WORK REQUEST: Once the line containing "Read all visible content and emit it as JSON." is located, output it and every line after it through the end of the records, exactly as written and nothing else.

TASK INPUTS:
====

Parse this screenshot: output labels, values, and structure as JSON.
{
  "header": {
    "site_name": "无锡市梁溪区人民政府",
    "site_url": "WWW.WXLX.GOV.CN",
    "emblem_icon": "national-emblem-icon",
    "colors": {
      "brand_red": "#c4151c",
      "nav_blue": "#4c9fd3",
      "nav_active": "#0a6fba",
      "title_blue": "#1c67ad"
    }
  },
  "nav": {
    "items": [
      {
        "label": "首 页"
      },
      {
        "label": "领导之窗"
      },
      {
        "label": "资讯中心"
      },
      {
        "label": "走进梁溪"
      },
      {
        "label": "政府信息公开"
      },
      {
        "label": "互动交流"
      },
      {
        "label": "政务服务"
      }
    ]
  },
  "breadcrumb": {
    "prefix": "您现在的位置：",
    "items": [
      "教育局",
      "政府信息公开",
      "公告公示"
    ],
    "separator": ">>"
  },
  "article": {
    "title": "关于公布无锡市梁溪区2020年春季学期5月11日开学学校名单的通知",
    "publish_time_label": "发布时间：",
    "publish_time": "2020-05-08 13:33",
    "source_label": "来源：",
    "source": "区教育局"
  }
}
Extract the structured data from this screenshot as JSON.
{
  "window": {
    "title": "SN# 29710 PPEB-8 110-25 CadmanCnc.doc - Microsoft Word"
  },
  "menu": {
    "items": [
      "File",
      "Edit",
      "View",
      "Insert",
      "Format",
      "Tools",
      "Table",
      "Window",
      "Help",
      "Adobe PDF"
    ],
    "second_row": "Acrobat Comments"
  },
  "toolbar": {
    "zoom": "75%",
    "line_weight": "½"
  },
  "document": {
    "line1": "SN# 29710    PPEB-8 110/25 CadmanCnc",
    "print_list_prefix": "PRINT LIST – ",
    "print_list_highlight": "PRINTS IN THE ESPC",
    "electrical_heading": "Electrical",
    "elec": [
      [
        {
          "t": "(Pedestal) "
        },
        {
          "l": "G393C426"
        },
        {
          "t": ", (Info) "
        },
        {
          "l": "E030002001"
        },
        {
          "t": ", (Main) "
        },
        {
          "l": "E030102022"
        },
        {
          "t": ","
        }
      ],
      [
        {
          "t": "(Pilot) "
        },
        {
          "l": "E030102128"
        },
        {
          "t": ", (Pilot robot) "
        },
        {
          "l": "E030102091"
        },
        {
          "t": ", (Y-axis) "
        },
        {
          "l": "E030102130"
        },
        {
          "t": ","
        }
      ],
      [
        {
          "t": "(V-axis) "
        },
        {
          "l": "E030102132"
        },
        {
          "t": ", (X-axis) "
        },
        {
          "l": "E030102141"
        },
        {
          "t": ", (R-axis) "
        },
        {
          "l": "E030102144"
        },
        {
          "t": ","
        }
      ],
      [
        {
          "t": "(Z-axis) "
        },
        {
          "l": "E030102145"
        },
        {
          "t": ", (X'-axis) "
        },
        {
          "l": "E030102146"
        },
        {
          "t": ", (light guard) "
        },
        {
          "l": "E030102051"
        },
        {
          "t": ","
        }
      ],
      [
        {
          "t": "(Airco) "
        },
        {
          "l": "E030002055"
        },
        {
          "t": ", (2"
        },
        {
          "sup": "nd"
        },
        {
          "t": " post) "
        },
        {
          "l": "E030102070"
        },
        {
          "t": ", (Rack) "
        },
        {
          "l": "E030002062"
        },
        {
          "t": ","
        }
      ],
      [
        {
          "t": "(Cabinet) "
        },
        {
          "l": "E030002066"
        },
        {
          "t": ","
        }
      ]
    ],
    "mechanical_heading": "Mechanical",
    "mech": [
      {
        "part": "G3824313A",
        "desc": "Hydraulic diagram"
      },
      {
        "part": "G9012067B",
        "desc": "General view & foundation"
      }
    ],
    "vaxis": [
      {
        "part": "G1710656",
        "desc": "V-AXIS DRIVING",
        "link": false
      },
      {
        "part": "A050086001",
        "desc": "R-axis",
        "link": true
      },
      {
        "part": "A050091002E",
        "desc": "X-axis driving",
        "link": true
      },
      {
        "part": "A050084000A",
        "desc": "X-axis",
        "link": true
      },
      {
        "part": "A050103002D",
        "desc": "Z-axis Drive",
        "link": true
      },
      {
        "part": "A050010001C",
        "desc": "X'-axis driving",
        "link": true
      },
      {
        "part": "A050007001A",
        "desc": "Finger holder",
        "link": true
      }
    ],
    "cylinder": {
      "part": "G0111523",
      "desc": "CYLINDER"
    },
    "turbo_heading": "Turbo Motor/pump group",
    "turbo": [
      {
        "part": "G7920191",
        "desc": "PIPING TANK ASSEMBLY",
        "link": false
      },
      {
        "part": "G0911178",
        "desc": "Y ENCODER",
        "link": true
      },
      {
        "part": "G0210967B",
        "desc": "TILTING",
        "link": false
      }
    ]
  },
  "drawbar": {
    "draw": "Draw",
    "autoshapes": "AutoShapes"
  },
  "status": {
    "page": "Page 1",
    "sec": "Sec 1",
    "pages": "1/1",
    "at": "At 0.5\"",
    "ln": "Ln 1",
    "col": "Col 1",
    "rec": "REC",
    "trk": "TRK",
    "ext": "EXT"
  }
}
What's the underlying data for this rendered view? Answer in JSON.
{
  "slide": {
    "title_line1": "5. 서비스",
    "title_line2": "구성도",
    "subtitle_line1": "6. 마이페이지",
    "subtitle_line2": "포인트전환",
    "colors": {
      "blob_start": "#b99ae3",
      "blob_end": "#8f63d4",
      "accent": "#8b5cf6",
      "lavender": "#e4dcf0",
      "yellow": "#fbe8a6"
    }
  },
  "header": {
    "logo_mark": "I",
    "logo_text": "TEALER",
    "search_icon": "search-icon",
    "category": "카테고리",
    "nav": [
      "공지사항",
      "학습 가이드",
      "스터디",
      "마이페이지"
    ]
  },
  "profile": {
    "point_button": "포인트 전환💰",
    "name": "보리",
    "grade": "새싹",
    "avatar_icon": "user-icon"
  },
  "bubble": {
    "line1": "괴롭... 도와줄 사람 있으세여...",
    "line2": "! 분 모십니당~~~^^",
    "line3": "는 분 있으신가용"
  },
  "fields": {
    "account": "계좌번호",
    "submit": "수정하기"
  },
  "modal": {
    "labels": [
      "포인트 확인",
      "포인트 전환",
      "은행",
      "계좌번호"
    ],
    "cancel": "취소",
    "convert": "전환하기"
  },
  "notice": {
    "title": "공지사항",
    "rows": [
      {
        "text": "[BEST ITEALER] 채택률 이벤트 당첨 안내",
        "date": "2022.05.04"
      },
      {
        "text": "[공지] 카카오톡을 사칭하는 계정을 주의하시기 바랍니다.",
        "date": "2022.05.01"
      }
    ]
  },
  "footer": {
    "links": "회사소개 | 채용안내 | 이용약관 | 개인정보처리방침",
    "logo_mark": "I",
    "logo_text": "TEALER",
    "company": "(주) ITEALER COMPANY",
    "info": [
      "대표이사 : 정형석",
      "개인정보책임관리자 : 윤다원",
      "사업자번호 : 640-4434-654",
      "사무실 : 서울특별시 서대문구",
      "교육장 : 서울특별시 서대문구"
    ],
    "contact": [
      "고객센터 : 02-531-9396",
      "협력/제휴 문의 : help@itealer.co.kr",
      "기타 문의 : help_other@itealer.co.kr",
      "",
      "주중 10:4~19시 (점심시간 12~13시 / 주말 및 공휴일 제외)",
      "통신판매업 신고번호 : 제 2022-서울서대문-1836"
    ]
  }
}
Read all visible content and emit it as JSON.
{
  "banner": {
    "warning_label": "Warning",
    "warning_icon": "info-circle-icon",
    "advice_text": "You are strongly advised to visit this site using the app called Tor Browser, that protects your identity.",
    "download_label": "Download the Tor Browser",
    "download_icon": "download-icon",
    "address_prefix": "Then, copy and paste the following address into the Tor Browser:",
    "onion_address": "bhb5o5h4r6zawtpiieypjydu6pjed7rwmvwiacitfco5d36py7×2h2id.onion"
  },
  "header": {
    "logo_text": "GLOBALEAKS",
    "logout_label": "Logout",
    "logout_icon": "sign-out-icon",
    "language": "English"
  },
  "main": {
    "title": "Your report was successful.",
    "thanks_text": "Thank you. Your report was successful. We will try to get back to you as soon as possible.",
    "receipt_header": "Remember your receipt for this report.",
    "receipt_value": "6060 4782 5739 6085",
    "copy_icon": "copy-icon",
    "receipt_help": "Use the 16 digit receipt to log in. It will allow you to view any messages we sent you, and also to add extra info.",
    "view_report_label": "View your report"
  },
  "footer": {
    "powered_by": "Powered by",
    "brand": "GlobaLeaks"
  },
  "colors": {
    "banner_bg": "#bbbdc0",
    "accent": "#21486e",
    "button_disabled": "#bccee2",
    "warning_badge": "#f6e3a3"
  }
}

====

OUTPUT BELOW:
Read all visible content and emit it as JSON.
{
  "banner": {
    "warning_label": "Warning",
    "warning_icon": "info-circle-icon",
    "advice_text": "You are strongly advised to visit this site using the app called Tor Browser, that protects your identity.",
    "download_label": "Download the Tor Browser",
    "download_icon": "download-icon",
    "address_prefix": "Then, copy and paste the following address into the Tor Browser:",
    "onion_address": "bhb5o5h4r6zawtpiieypjydu6pjed7rwmvwiacitfco5d36py7×2h2id.onion"
  },
  "header": {
    "logo_text": "GLOBALEAKS",
    "logout_label": "Logout",
    "logout_icon": "sign-out-icon",
    "language": "English"
  },
  "main": {
    "title": "Your report was successful.",
    "thanks_text": "Thank you. Your report was successful. We will try to get back to you as soon as possible.",
    "receipt_header": "Remember your receipt for this report.",
    "receipt_value": "6060 4782 5739 6085",
    "copy_icon": "copy-icon",
    "receipt_help": "Use the 16 digit receipt to log in. It will allow you to view any messages we sent you, and also to add extra info.",
    "view_report_label": "View your report"
  },
  "footer": {
    "powered_by": "Powered by",
    "brand": "GlobaLeaks"
  },
  "colors": {
    "banner_bg": "#bbbdc0",
    "accent": "#21486e",
    "button_disabled": "#bccee2",
    "warning_badge": "#f6e3a3"
  }
}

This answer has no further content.